But before we toss the VHS deck to the nearest electronics recycling center, we’ll need to use it one last time. There are three basic steps to convert VHS to digital:
Step one requires connecting the tape deck to the computer through a common interface. The most advanced video-out port on a VHS tape deck is the S-Video port. If the deck does not have S-Video out, it will have composite video out. Since neither video port carries audio, the deck will also have (2) RCA audio-out ports for a stereo signal.
Most desktop video capture cards include an S-Video-in port for accepting streaming media, along with a 3.5mm stereo Line-In port. An S-Video cable can be run from the tape deck to the capture card. The capture card should also have composite-in, if S-Video is unavailable on the deck. An RCA audio cable can be purchased that has left/right connectors on one end, and a 3.5mm male stereo connector on the other, to connect the audio. Software that came with the card will allow you to capture the streaming video to the hard disk.
For those without a video capture card there are several products that can be purchased to interface the deck with the computer. Perhaps the easiest way to convert VHS to digital in this case is to buy an A/V-to-USB adapter cable. This cable features a USB connector on one end, and at the other end, an S-Video connector, a composite video connector, and two RCA audio connectors. Since most converter cables of this type are short tails, you will also need a USB extension cable to use with it. Software comes with these cables, but you might prefer using a different program. Several video capture programs are available, and might also be included by default on your computer.
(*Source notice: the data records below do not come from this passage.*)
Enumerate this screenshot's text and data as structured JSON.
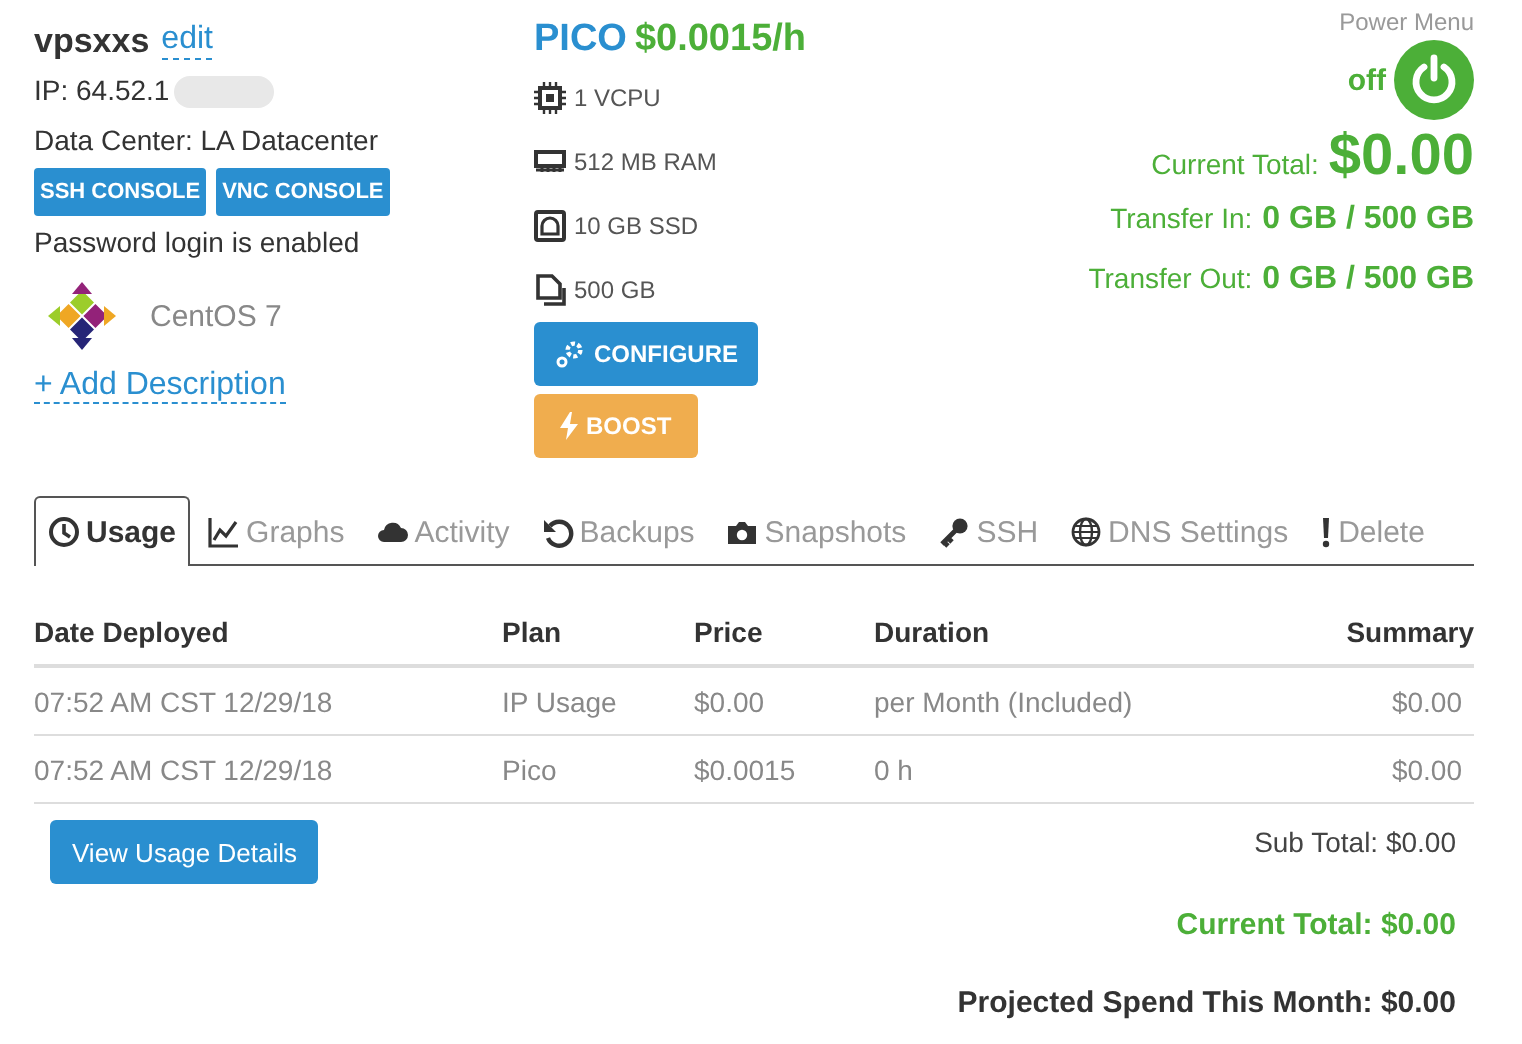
{
  "server": {
    "name": "vpsxxs",
    "edit_link": "edit",
    "ip": "IP: 64.52.1",
    "data_center": "Data Center: LA Datacenter",
    "console_buttons": [
      "SSH CONSOLE",
      "VNC CONSOLE"
    ],
    "password_note": "Password login is enabled",
    "os": "CentOS 7",
    "add_description": "+ Add Description"
  },
  "plan": {
    "name": "PICO",
    "rate": "$0.0015/h",
    "specs": [
      {
        "kind": "cpu",
        "text": "1 VCPU"
      },
      {
        "kind": "ram",
        "text": "512 MB RAM"
      },
      {
        "kind": "disk",
        "text": "10 GB SSD"
      },
      {
        "kind": "transfer",
        "text": "500 GB"
      }
    ],
    "buttons": [
      {
        "kind": "configure",
        "label": "CONFIGURE"
      },
      {
        "kind": "boost",
        "label": "BOOST"
      }
    ]
  },
  "power": {
    "title": "Power Menu",
    "state_label": "off"
  },
  "totals": {
    "current_label": "Current Total:",
    "current_value": "$0.00",
    "transfer": [
      {
        "label": "Transfer In:",
        "value": "0 GB / 500 GB"
      },
      {
        "label": "Transfer Out:",
        "value": "0 GB / 500 GB"
      }
    ]
  },
  "tabs": [
    {
      "kind": "clock",
      "label": "Usage",
      "selected": true
    },
    {
      "kind": "graph",
      "label": "Graphs",
      "selected": false
    },
    {
      "kind": "cloud",
      "label": "Activity",
      "selected": false
    },
    {
      "kind": "undo",
      "label": "Backups",
      "selected": false
    },
    {
      "kind": "camera",
      "label": "Snapshots",
      "selected": false
    },
    {
      "kind": "key",
      "label": "SSH",
      "selected": false
    },
    {
      "kind": "globe",
      "label": "DNS Settings",
      "selected": false
    },
    {
      "kind": "exclaim",
      "label": "Delete",
      "selected": false
    }
  ],
  "table": {
    "columns": [
      "Date Deployed",
      "Plan",
      "Price",
      "Duration",
      "Summary"
    ],
    "rows": [
      [
        "07:52 AM CST 12/29/18",
        "IP Usage",
        "$0.00",
        "per Month (Included)",
        "$0.00"
      ],
      [
        "07:52 AM CST 12/29/18",
        "Pico",
        "$0.0015",
        "0 h",
        "$0.00"
      ]
    ]
  },
  "usage_button": "View Usage Details",
  "sub_total": "Sub Total: $0.00",
  "current_total": "Current Total: $0.00",
  "projected": "Projected Spend This Month: $0.00"
}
In the streaming process, choose a standard NTSC capture rate of 29.97 frames per second, and a resolution that is at least as great as the original resolution. Note that this process requires a considerable amount of space on the hard drive. While VCD quality will consume about 700Megabytes (MB) per hour of tape, the best DVD quality consumes about 5 Gigabytes (GB) per hour. Mentally double the needed capacity to account for the editing process, which comes next. If short on space, consider converting one tape at a time.
Step two allows you to edit and organize the files you have created before burning them to disc. Various editing software is available from third parties, but most DVD decks come with editing software that should already be present on your computer. You can create titles for your home movies and combine similar content by placing several digital files in one project, using menu creation to easily access individual movies.
Step three is the final process: burning the digital files to disc. To maximize universal playback ability use write-once media verses rewriteable, though the latter is great for burning projects on a trial basis to see how they will turn out. If you create an .iso image of the files, you can re-burn the image at any time to a new CD or DVD disc. This will save time in the long run, though storing .iso images does consume hard disk space. Burning software typically comes with every computer, and is also available online.
There is no better time to convert VHS to digital and start enjoying those home movies in a more convenient format that will preserve your cherished moments far better than analog tapes. Move your memories into the 21st century, clean out that tape storage area, recycle that old VHS deck, and say goodbye to the hassle of VHS forever.